DETROIT -- Auto supplier Delphi Corp. said Friday it has beefed up severance packages for top executives in order to encourage them to stay on as the company prepares for a major restructuring that could include bankruptcy. Delphi shares plummeted $1.08, or nearly 50 percent, to close at $1.12 on the New York Stock Exchange. In a filing with the U.S. Securities and Exchange Commission, Delphi said 21 top executives will be eligible for 18 months of severance pay and at least a portion of their bonus if Delphi terminates their employment or they leave for "good reason." Previously, severance packages were capped at 12 months. Delphi said it made the change after determining its severance package for top executives wasn't competitive.

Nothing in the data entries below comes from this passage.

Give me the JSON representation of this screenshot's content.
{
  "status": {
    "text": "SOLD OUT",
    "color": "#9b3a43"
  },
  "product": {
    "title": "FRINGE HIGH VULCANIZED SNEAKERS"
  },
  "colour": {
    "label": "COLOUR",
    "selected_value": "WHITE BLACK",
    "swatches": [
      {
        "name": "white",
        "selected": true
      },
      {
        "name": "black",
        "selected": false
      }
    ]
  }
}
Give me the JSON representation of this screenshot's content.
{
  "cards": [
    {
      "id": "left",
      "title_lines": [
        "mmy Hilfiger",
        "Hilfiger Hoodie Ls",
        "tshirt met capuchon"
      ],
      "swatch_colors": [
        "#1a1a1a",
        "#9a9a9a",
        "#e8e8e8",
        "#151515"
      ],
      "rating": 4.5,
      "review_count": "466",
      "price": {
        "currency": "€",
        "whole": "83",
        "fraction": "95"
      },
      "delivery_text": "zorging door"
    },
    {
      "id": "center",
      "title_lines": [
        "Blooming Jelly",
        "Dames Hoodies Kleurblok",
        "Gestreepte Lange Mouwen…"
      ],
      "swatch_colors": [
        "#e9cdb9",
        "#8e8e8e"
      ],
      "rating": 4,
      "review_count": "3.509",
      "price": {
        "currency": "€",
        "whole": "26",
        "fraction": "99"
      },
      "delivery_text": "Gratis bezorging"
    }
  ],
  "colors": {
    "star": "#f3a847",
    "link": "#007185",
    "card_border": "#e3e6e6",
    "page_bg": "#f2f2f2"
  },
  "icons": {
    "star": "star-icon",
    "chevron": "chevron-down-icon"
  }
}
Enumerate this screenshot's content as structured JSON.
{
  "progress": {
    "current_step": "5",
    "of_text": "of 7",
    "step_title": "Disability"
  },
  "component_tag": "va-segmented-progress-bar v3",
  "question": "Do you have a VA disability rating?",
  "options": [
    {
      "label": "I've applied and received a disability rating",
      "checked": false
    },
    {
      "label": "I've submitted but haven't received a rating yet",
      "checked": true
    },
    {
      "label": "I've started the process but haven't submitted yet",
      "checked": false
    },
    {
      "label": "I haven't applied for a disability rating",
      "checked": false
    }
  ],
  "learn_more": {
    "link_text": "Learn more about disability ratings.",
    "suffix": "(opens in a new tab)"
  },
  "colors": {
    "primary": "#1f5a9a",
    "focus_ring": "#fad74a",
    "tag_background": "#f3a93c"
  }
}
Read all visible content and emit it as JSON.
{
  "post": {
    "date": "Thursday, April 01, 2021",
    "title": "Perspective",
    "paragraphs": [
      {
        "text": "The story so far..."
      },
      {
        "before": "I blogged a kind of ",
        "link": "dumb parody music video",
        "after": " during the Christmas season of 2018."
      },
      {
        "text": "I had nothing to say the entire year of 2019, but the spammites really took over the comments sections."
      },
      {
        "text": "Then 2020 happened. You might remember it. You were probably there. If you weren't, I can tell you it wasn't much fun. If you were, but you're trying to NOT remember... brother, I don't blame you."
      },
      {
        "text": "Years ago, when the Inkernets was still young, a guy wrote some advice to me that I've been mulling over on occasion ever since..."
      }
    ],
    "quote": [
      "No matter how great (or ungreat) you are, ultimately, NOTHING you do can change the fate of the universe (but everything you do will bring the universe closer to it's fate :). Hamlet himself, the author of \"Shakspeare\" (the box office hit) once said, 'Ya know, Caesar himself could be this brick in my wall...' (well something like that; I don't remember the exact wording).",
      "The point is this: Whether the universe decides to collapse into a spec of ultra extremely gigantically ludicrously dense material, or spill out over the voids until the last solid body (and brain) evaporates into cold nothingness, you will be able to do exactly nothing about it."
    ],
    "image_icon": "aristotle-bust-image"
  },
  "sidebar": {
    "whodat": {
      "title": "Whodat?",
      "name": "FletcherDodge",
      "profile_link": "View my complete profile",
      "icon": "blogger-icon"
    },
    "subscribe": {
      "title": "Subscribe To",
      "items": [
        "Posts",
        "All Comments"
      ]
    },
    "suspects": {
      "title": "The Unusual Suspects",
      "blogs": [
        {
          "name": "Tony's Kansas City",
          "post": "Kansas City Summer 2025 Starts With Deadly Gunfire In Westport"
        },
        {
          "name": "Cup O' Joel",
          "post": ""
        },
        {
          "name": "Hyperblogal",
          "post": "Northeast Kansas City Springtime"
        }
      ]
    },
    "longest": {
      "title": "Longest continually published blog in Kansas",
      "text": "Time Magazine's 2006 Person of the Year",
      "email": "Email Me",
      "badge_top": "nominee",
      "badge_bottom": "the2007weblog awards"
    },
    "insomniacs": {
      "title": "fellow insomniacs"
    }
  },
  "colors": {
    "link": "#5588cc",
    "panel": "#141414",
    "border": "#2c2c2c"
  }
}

ATLANTIC CITY, N.J. -- The judge in the second Vioxx product-liability trial delivered a stunning blow to Merck & Co. Friday when she barred the testimony of its first defense witness from the record. With the jury out of the courtroom, Superior Court Judge Carol Higbee said she felt misled and sickened upon rereading the transcript of Thursday's testimony by a Merck researcher who said studies in the late 1990s showed the pain reliever would not cause heart damage. Higbee struck the testimony of Merck researcher Dr. Briggs Morrison from the record because she said he was not an expert on the studies he had told the jury about Thursday, nor did Merck give the court sufficient notice about what he would discuss. Morrison was Merck's opening witness in the three-week trial over whether Vioxx caused the 2001 heart attack of Idaho postal worker Frederick "Mike" Humeston. Merck in August lost its first multimillion dollar product liability case in Texas over the death of another Vioxx user, and 5,000 similar lawsuits are pending.
PHILADELPHIA -- The founder of Adelphia Communications Corp. and his son, both already convicted of a massive fraud at the bankrupt cable-television company, have been indicted on charges they and other family members didn't pay $300 million in taxes. Former CEO John J. Rigas failed to report income of $143 million and his son Timothy J. Rigas, the company's former chief financial officer, failed to report income of $239 million, according to a federal grand jury indictment unsealed on Friday.
-- From wire reports